NEW YORK, Sept. 15 (UPI) -- Two New York executives are encouraging U.S. Jews as well as gentiles to give up their cellphones for a day to mark the high holy day, Yom Kippur.
Eric Yaverbaum and Mark DiMassimo, who founded company Offlining to encourage people to take breaks from cellphones and the Internet, are campaigning for those observing the Jewish Day of Atonement, which begins Friday and ends Saturday, as well as non-Jews in need of a break from their gadgets to put down their phones during the holy day, The Seattle Times reported Wednesday.
The men have taken out ads in magazines and online encouraging people to keep their phones switched off during Yom Kippur. Some of the ads feature images of celebrities including Tiger Woods and Lindsay Lohan with captions including: "You don't have to be Jewish to atone for your texts on Yom Kippur."
Mary Sobel, an Orthodox Jew who attends Sephardic Bikur Holim Congregation in Seattle, applauded the campaign's message.

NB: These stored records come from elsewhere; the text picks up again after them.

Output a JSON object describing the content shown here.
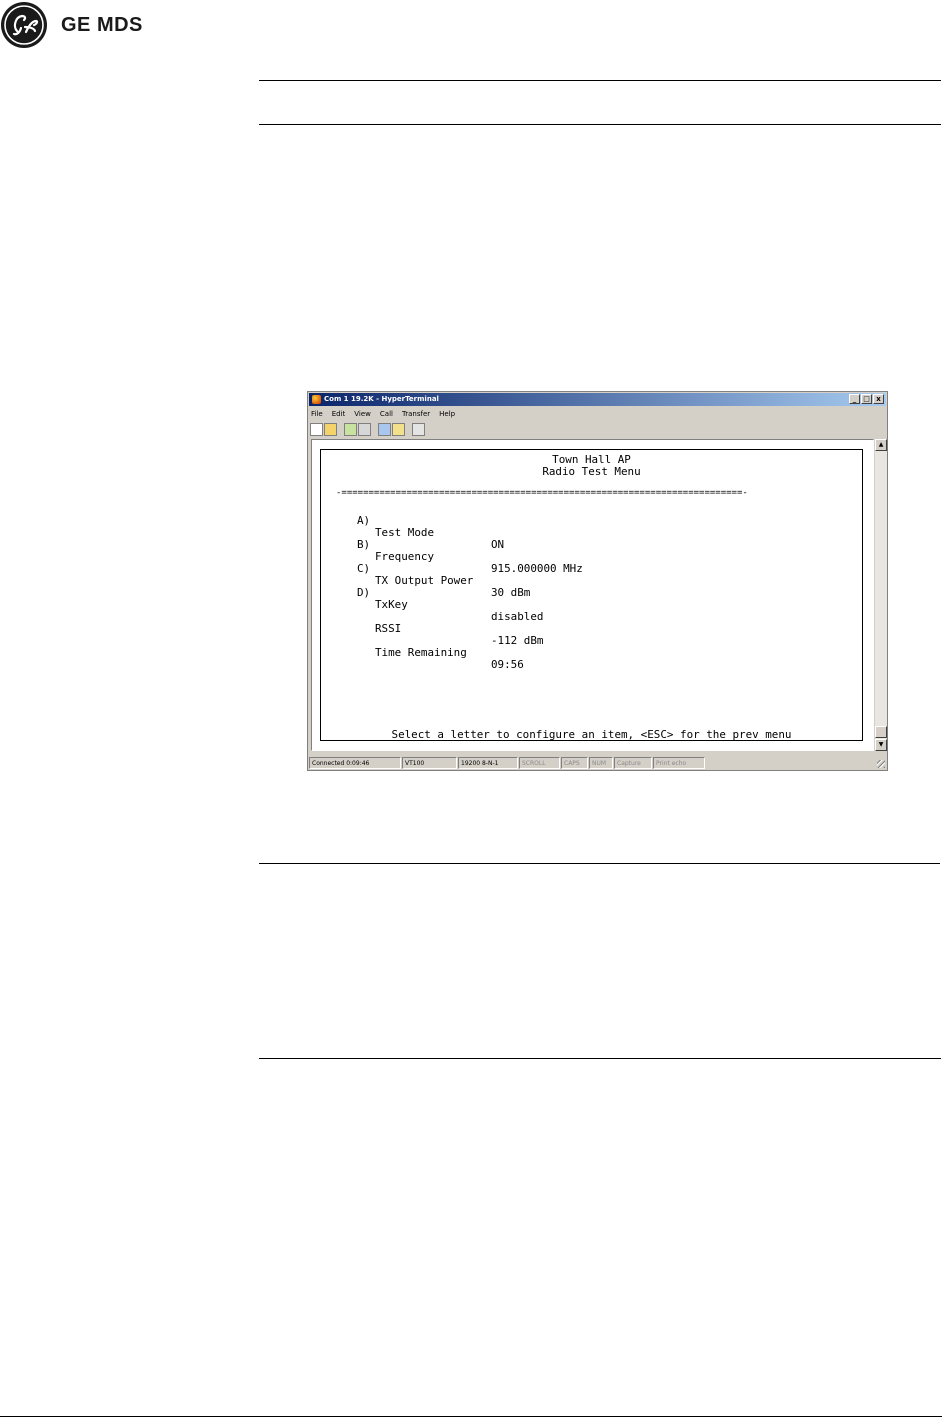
{
  "brand": {
    "name": "GE MDS"
  },
  "window": {
    "title": "Com 1 19.2K - HyperTerminal",
    "buttons": {
      "minimize": "_",
      "maximize": "□",
      "close": "x"
    },
    "menu": [
      "File",
      "Edit",
      "View",
      "Call",
      "Transfer",
      "Help"
    ],
    "toolbar": [
      "new-connection",
      "open",
      "call",
      "disconnect",
      "send",
      "receive",
      "properties"
    ]
  },
  "terminal": {
    "header_line1": "Town Hall AP",
    "header_line2": "Radio Test Menu",
    "separator": "-==========================================================================-",
    "items": [
      {
        "key": "A)",
        "label": "Test Mode",
        "value": "ON"
      },
      {
        "key": "B)",
        "label": "Frequency",
        "value": "915.000000 MHz"
      },
      {
        "key": "C)",
        "label": "TX Output Power",
        "value": "30 dBm"
      },
      {
        "key": "D)",
        "label": "TxKey",
        "value": "disabled"
      },
      {
        "key": "",
        "label": "RSSI",
        "value": "-112 dBm"
      },
      {
        "key": "",
        "label": "Time Remaining",
        "value": "09:56"
      }
    ],
    "prompt": "Select a letter to configure an item, <ESC> for the prev menu"
  },
  "status": {
    "connected": "Connected 0:09:46",
    "emulation": "VT100",
    "settings": "19200 8-N-1",
    "scroll": "SCROLL",
    "caps": "CAPS",
    "num": "NUM",
    "capture": "Capture",
    "print": "Print echo"
  }
}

"I think it would be good for everybody to try," she said. "Not just Jews."